The Organization of Petroleum Exporting Countries has raised its production forecast for non-OPEC oil output, especially the US unconventional plays for 2017-18.
OPEC was also reported to have said that its November oil production, estimated by secondary sources, averaged 32.45 million b/d, a drop of about 133,000 b/d from October. Nigeria’s oil production increased but it was offset by declining production in Angola, Saudi Arabia, Venezuela, and the UAE.
OPEC cut its estimate of world demand for OPEC crude in 2018 by 270,000 b/d to 33.15 million b/d.
OPEC in its monthly report forecast non-OPEC oil supply growth for 2017 at 810,000 b/d, up by 150,000 b/d from OPEC’s previous forecasts.
In 2018, OPEC forecast non-OPEC growth at 990,000 b/d, revised higher by 120,000 b/d.
O&G also quotes OPEC to have said: “Higher-than-expected supply growth in US, Canada, and Kazakhstan have been the key contributors to the upward revisions, particularly US tight oil.”
“The momentum seen this year is expected to continue in 2018 on the back of increased investment in US tight oil and improved well efficiency.”
The journal also reported OPEC as saying that 2018 forecast for non-OPEC supply was “associated with considerable uncertainties” particularly regarding US tight oil developments.
Higher Canadian production, particularly from already sanctioned oil sands projects, Energy Window International also gathered would contribute to 2018 supply growth.
Production-cut targets by OPEC and others meanwhile are expected to reduce world oil supplies, and the report noted this was gradually taking effect. It needs be recalled that on Nov. 30, OPEC, Russia, and several other non-OPEC producers agreed to extend their production-cut targets for 9 months to peter out with year 2018.
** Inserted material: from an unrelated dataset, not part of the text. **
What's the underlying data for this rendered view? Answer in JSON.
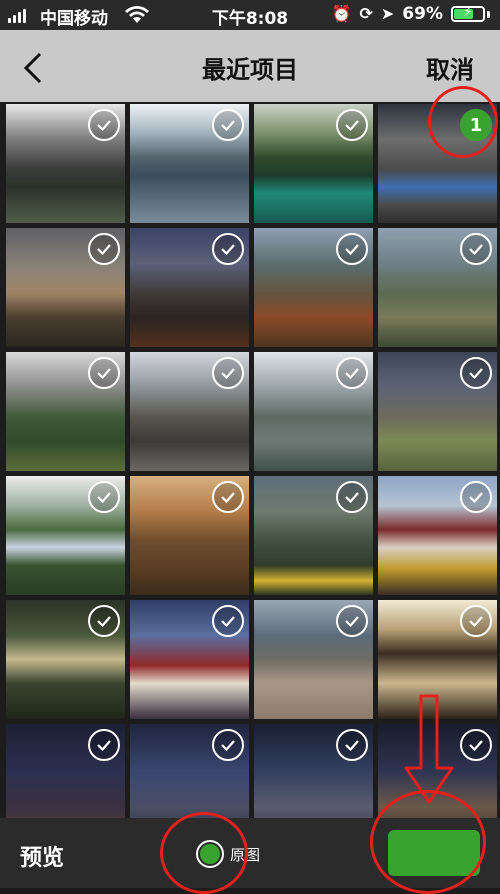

“This should lead to a further reduction in excess global inventories, arriving at a balanced market by late 2018,” O&G quotes OPEC as saying.